→ Goal of the exercise
Return each line of the listing that has the word "location" in it.

*** Opening Provided data ***

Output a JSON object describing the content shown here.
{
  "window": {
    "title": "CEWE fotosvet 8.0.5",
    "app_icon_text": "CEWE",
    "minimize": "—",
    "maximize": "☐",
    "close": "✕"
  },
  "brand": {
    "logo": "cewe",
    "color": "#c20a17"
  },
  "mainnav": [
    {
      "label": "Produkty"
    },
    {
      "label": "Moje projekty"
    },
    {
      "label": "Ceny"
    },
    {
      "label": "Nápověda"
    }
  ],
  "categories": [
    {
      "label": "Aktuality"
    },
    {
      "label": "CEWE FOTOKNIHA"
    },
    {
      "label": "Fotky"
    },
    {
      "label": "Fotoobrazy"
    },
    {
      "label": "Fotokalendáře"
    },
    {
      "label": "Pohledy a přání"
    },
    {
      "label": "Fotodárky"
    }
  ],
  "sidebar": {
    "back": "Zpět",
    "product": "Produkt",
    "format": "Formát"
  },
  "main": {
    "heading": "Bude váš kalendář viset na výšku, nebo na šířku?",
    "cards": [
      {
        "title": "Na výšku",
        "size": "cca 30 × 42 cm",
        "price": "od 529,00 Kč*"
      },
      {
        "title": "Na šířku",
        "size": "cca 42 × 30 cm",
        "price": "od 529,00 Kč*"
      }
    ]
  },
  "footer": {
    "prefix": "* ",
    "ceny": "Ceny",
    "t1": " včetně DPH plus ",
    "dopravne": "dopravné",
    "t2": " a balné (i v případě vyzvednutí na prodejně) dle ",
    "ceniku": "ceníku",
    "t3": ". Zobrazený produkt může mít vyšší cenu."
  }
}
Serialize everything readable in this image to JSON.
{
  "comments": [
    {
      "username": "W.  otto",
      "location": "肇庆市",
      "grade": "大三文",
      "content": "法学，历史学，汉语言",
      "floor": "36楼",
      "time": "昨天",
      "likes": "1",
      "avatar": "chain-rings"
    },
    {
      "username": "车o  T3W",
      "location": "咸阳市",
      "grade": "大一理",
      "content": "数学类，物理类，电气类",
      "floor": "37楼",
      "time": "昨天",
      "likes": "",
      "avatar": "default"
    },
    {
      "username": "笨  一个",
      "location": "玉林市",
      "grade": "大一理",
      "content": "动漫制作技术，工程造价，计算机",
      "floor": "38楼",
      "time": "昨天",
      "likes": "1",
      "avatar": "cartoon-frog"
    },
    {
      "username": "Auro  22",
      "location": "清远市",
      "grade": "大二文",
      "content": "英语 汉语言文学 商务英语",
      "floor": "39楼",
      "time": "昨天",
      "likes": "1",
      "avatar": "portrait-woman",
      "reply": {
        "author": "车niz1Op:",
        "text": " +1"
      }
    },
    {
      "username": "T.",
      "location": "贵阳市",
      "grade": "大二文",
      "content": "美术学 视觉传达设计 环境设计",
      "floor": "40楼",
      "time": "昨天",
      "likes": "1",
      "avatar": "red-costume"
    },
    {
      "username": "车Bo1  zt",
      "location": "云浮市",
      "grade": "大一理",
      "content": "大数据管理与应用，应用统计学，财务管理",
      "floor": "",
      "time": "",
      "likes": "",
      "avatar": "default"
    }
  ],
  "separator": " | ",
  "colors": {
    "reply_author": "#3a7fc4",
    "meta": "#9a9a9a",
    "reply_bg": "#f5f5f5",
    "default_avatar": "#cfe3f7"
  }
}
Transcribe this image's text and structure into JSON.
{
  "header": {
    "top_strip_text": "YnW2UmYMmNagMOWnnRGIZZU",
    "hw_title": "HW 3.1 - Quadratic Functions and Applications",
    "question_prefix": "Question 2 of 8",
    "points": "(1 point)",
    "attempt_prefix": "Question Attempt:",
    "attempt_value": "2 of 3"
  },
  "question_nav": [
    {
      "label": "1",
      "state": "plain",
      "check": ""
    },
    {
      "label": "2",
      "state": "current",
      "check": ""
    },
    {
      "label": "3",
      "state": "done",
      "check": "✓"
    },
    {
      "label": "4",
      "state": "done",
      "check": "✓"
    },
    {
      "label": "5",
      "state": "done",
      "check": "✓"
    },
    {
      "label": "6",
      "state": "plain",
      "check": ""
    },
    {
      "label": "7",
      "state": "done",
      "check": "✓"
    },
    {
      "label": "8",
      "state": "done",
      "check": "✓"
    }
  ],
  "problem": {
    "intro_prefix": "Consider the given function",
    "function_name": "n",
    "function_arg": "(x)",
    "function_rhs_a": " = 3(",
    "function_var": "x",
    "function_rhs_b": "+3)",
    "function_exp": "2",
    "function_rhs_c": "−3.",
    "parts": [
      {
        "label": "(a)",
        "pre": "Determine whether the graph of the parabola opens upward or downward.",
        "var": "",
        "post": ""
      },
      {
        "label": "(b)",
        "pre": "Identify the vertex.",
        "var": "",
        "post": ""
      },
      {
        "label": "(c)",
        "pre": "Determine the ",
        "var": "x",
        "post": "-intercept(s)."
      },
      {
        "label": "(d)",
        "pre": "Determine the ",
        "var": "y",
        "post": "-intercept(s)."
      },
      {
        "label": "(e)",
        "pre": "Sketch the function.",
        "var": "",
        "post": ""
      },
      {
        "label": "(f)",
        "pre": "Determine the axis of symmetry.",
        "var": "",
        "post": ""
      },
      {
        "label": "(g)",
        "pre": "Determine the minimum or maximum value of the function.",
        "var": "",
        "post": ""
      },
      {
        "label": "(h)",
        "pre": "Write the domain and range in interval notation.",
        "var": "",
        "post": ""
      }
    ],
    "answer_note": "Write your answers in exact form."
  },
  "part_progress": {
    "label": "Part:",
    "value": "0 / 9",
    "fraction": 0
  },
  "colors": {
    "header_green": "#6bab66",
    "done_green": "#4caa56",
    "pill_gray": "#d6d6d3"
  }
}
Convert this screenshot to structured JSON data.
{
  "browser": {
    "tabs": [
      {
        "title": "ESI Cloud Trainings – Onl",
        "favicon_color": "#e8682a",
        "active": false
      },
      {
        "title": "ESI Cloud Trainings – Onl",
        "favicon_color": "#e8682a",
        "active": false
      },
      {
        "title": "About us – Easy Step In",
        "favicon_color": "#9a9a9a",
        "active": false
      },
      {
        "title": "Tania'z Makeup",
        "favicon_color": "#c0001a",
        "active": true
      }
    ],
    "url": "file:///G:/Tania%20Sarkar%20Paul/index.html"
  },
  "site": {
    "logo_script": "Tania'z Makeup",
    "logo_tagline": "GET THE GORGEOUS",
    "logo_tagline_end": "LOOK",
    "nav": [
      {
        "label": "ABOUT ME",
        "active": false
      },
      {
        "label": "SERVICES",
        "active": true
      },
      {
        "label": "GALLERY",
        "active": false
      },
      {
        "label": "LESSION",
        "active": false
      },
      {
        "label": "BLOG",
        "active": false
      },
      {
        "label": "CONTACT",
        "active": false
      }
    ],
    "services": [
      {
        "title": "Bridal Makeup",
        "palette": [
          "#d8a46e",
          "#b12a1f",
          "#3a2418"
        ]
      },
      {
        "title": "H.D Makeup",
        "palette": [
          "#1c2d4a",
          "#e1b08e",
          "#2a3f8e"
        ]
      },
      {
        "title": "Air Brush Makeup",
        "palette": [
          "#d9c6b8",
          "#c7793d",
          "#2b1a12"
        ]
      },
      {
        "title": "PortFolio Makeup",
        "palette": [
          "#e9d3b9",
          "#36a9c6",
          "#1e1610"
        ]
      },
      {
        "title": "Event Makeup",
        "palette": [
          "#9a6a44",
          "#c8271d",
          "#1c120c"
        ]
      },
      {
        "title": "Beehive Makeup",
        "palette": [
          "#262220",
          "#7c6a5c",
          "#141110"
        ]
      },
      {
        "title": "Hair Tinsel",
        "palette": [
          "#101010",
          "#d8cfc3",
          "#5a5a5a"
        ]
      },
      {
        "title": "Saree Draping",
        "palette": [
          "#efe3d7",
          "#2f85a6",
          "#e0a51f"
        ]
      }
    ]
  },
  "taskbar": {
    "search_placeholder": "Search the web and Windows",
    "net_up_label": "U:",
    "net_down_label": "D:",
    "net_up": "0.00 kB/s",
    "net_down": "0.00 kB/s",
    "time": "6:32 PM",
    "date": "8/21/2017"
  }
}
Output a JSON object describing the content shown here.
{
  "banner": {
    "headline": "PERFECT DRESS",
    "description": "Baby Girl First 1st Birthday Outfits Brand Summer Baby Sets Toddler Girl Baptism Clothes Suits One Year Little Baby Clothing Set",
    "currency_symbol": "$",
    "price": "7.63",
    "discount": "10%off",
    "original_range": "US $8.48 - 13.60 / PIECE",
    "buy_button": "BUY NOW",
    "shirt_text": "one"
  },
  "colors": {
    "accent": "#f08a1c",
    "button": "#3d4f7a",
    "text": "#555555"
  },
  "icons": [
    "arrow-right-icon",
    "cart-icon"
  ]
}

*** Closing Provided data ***

→ Finished exercise
      "location": "肇庆市",
      "location": "咸阳市",
      "location": "玉林市",
      "location": "清远市",
      "location": "贵阳市",
      "location": "云浮市",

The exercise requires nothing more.